═════ Data in this exercise ═════
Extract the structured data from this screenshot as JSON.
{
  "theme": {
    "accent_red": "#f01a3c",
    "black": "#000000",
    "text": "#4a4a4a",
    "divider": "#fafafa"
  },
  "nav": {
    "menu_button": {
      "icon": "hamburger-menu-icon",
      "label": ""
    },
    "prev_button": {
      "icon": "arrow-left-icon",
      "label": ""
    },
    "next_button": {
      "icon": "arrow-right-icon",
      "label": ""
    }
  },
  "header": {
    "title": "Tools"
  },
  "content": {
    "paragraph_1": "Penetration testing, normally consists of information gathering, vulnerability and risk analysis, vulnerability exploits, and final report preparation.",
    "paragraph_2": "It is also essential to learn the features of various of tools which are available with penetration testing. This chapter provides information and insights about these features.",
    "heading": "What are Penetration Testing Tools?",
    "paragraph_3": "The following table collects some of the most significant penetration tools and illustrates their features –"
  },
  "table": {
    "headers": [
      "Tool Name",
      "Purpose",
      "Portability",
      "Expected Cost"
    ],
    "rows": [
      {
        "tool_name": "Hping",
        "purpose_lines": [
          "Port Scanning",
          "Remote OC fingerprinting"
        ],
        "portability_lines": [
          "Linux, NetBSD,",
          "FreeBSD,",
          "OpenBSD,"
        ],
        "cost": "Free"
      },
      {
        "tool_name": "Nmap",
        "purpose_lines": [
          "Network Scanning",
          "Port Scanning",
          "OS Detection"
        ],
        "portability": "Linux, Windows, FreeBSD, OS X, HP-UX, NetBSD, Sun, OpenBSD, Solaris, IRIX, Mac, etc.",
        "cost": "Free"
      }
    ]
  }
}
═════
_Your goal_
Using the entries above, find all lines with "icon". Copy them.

_Result for this task_
      "icon": "hamburger-menu-icon",
      "icon": "arrow-left-icon",
      "icon": "arrow-right-icon",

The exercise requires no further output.